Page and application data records
+ + +
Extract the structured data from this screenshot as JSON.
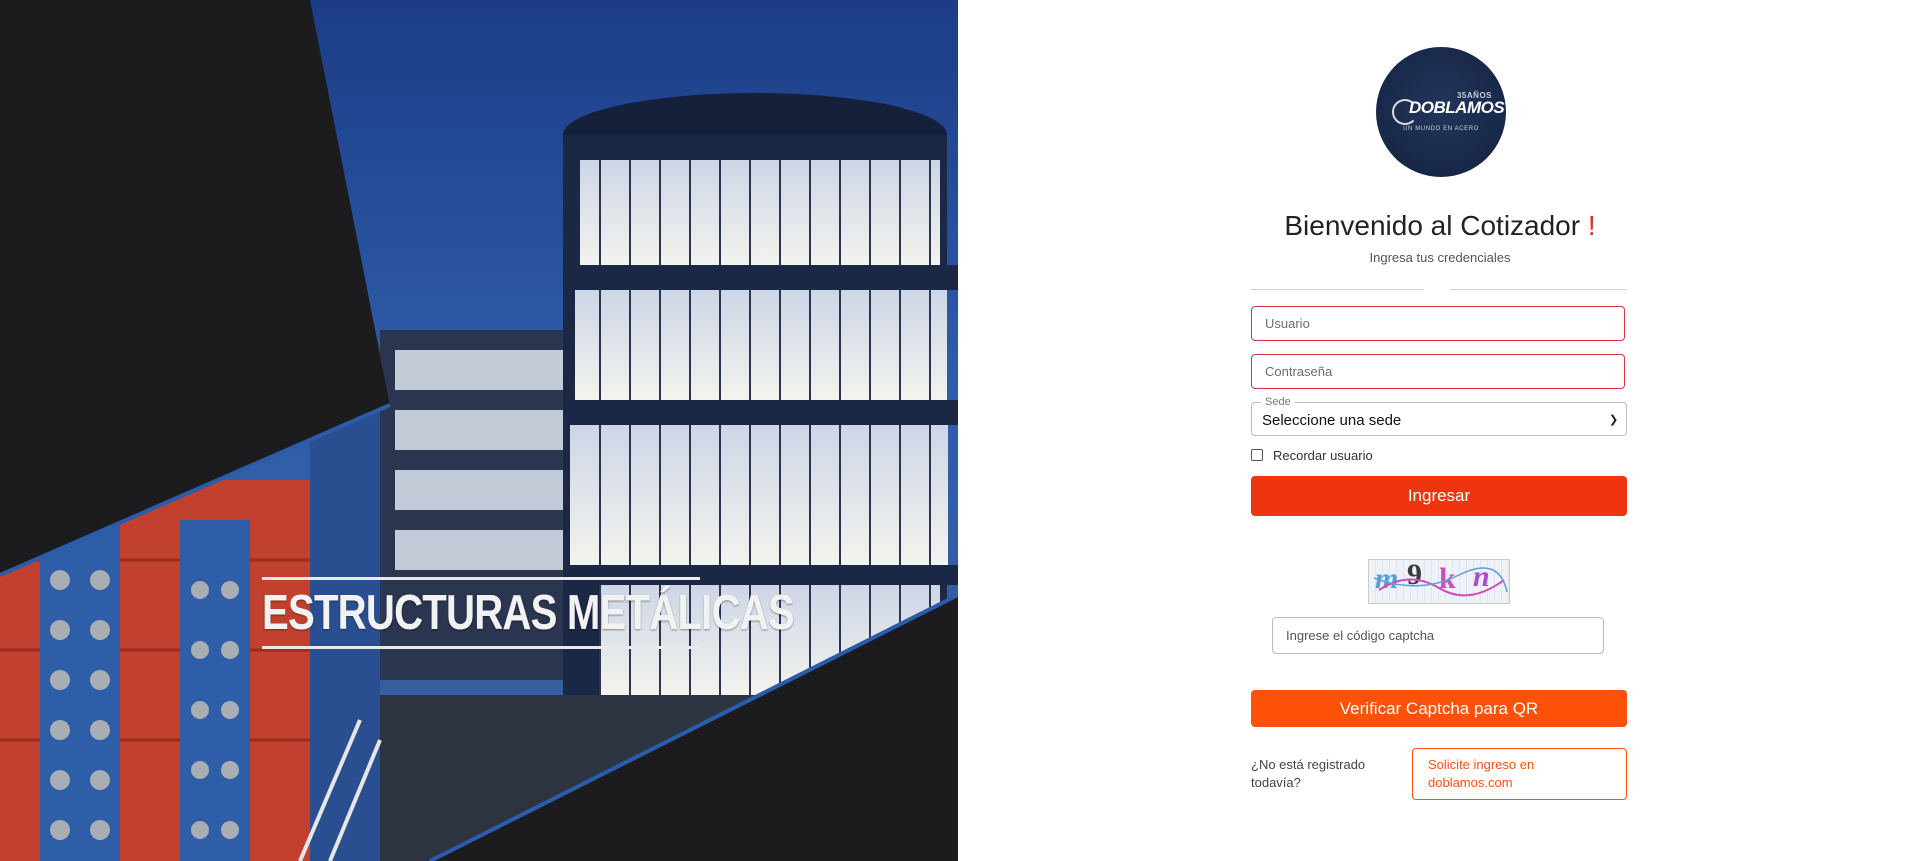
{
  "hero": {
    "caption": "ESTRUCTURAS METÁLICAS"
  },
  "logo": {
    "years": "35AÑOS",
    "brand": "DOBLAMOS",
    "tagline": "UN MUNDO EN ACERO"
  },
  "login": {
    "title": "Bienvenido al Cotizador",
    "title_mark": "!",
    "subtitle": "Ingresa tus credenciales",
    "username_placeholder": "Usuario",
    "password_placeholder": "Contraseña",
    "sede_label": "Sede",
    "sede_selected": "Seleccione una sede",
    "remember_label": "Recordar usuario",
    "submit_label": "Ingresar"
  },
  "captcha": {
    "code_chars": [
      "m",
      "9",
      "k",
      "n"
    ],
    "input_placeholder": "Ingrese el código captcha",
    "verify_label": "Verificar Captcha para QR"
  },
  "register": {
    "prompt": "¿No está registrado todavía?",
    "link_label": "Solicite ingreso en doblamos.com"
  },
  "colors": {
    "primary_button": "#ee3510",
    "secondary_button": "#fe5108",
    "error_border": "#dc3545",
    "logo_bg": "#172748"
  }
}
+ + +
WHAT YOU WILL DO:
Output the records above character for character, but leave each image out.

SOLUTION FOR THIS PROBLEM:
Extract the structured data from this screenshot as JSON.
{
  "hero": {
    "caption": "ESTRUCTURAS METÁLICAS"
  },
  "logo": {
    "years": "35AÑOS",
    "brand": "DOBLAMOS",
    "tagline": "UN MUNDO EN ACERO"
  },
  "login": {
    "title": "Bienvenido al Cotizador",
    "title_mark": "!",
    "subtitle": "Ingresa tus credenciales",
    "username_placeholder": "Usuario",
    "password_placeholder": "Contraseña",
    "sede_label": "Sede",
    "sede_selected": "Seleccione una sede",
    "remember_label": "Recordar usuario",
    "submit_label": "Ingresar"
  },
  "captcha": {
    "code_chars": [
      "m",
      "9",
      "k",
      "n"
    ],
    "input_placeholder": "Ingrese el código captcha",
    "verify_label": "Verificar Captcha para QR"
  },
  "register": {
    "prompt": "¿No está registrado todavía?",
    "link_label": "Solicite ingreso en doblamos.com"
  },
  "colors": {
    "primary_button": "#ee3510",
    "secondary_button": "#fe5108",
    "error_border": "#dc3545",
    "logo_bg": "#172748"
  }
}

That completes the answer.